This is our farm column from farmer Casey O’Neill. O’Neill is the owner operator of HappyDay Farms north of Laytonville, and a long time advocate for the cannabis community in Mendocino Co. The opinions expressed in this column are those of the writer. If you would like to submit a letter to the editor feel free to write to [email protected].
BELL SPRINGS — We try to make multiple uses of each garden bed each year, planting and harvesting 2 – 3 crops and a round of cover crop and seeking to maximize productivity and soil-building. We harvest pea/bean shoots and mustard from the cover crop for market because they are tasty spring edibles and because we are limited on the volume of production this time of year.
The process of harvesting the shoots and mustard is very laborious because there are so many other plants growing right with the edible ones. I have two methods for harvesting; I can pick limited volumes by hand, plucking each individual leaf or stem which takes a long time but results in a harvest that is ready for washing and bagging.
The oher method is to use the mechanical greens harvester, which takes in large volume but harvests everything in its path. This means that the harvest itself is very fast, but the post-harvest processing becomes a lengthy labor of separating the harvest from the grasses, vetch and other nonedible plants.
I’ve gone back and forth with which way to do it, and have come to the conclusion that I would rather harvest rapidly out in the weather and then spend the time going back through and separating the saleable from the animal fodder while under cover and standing up. This is easier in terms of the overall ergonomics and comfort level, but is very time consuming.
Labor costs, including our own, are the biggest line item by far in our farm budget. When I factor the sale price for produce it has a great deal to do with the labor requirements to bring that crop to market. I also evaluate the season and the timing for crops; as the old saying goes, “bring it to market early, late, or ornate”.
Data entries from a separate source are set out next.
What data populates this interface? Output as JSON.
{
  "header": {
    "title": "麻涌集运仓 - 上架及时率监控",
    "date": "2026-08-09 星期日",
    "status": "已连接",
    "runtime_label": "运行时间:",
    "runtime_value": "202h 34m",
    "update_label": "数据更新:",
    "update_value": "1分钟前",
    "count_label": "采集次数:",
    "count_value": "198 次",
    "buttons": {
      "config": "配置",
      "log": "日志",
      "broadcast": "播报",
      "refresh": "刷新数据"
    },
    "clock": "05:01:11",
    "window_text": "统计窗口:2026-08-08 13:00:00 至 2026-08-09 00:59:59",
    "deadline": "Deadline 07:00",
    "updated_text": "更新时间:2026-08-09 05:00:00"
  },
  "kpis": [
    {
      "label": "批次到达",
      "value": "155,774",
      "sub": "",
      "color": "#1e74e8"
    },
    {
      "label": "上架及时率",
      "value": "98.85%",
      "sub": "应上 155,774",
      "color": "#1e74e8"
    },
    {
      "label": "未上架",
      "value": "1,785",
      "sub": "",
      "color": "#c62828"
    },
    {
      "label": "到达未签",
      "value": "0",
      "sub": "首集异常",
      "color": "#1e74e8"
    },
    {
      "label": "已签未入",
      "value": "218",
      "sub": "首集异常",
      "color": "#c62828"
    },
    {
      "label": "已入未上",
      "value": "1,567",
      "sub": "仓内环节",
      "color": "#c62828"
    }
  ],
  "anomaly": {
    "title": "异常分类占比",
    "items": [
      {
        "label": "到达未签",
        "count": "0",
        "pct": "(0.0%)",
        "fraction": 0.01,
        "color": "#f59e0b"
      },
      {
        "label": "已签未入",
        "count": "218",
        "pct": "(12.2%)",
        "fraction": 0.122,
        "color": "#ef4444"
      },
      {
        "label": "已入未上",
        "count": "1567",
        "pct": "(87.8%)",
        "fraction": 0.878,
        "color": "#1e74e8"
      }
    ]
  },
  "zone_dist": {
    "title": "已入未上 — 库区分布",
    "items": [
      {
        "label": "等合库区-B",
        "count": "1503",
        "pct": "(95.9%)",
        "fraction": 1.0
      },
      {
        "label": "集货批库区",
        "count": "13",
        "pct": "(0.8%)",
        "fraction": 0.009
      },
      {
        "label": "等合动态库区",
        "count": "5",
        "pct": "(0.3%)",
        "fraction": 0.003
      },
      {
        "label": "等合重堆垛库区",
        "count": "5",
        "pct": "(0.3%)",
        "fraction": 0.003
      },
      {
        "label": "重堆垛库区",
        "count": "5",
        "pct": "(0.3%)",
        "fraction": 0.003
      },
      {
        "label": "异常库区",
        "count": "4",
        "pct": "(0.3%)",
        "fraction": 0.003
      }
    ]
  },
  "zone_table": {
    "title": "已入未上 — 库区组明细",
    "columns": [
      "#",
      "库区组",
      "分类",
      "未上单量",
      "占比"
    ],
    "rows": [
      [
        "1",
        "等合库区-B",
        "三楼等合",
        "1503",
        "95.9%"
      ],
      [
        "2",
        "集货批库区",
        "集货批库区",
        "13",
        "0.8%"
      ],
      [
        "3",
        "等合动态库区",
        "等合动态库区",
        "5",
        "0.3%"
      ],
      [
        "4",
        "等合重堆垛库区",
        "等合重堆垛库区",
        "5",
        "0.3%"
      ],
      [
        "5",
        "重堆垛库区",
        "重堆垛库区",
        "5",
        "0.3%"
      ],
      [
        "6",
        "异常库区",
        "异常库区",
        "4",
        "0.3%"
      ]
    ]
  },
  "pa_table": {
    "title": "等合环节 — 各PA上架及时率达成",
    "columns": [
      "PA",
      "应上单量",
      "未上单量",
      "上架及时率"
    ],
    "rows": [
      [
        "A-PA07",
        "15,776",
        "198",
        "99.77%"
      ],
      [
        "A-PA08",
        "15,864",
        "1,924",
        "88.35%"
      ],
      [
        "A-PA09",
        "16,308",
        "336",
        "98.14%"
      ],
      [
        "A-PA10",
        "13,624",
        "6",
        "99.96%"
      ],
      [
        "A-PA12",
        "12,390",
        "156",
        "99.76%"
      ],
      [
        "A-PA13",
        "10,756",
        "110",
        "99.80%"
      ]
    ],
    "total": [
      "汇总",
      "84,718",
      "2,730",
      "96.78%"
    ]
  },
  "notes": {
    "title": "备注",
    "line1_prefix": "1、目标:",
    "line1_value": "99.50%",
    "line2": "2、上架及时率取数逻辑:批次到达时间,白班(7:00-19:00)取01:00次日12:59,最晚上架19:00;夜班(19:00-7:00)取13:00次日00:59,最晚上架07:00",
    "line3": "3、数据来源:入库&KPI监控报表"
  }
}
Winter produce is often a higher cost because it is produced during a season in which I value my downtime more than my labor, because some parts of the production cycle are very labor intensive and because we are often using high-cost/high-value hoophouse space that requires a higher return per square foot to be effective in the farm operation.
Each year we get a little better at producing quality crops while becoming more efficient in our methods. I was thinking about my excessive time costs for winter produce as I was harvesting the mixed cover crop this week. I’ll spend as much as four hours working on this one process, meaning that I often have to split the harvest day and do some on Sunday afternoon and some on Monday for market.
There are times when I ask myself “what the hell am I doing” as I’m out in the cold on a winter day harvesting produce. It would be an easy answer if it were about the money, but it’s so much more than that. I think about the joy that I receive from interactions at the farmers market, from the happiness that people express about our produce. I think about the honor and responsibility of providing nourishment for people who I know and love. I also think about the stress of scarcity, of how I feel when there isn’t much on my table to offer.
It feels good to get back into the swing of going to market, fulfilling a passion and drive that is one of the dominant threads in the weave of my life. It can also be overwhelming as we gear into a new season, balancing all of the maintenance and harvest with the need to prepare for the season to come. This balance is the essence of farming, one foot in the present and one in the future.
It is imperative that we stay anchored in appreciation of the experience of the present, and that our planning for the future is clear, concise, and returns us to the present ready to do the work. Too much time in the future leaves us with anxiety, just as too much time in the past can leave us with melancholy. Our power comes from operation in the present with awareness of what has gone before and understanding of where we want to go.
Just like we value multipurpose infrastructure, I am always looking for ways to stack functions with the crops we grow. Interplanting scallions with squash or heading brassica; planting a whole round of greens, onions and other root crops in the early season in between where the cannabis will go when it is ready for planting; harvesting nutrient rich bounty from the cover crop during a time of year when there is not much food available.
I’m coming to realize that I have a whole potential utility in the cover crop process that has not been activated. We’ve always been passive participants, purchasing a set blend of seed and then adding a few things to it. Because the seed blend contains a mix of salable and non-salable plants, we have always struggled to separate the two in our harvest process. It hit me the other day that if I take a more active role in crafting the seed blend, I can grow only edible plants that I want to harvest, and can access the benefits of winter cover crop and the volume of production that makes for a sustainable winter market table.
If we are able to implement a cover crop blend that I can pick with the mechanical greens harvester and have minimal post-processing, then we will be able to increase the availability of produce at a time of year when there are fewer options in the local food system. We’ll cut down on the harvest labor, which means that we’ll be able to offer a lower price for the same quality of produce. This is the kind of thinking that excites me and drives me forward feeling invigorated by the challenge rather than worn down by repetitive effort. May we all find invigoration in the challenge, much love and great success to you on your journey!
The preceding article was an opinion column, or letter to the editor, and the opinions expressed therein are the author’s, not those of The Mendocino Voice. It was not necessarily edited for punctuation, capitalization, spelling etc. While, we reserve the right to copyedit and fact-check opinion pieces, and letters to the editor — and to annotate such pieces with fact-checking — we do not habitually do so.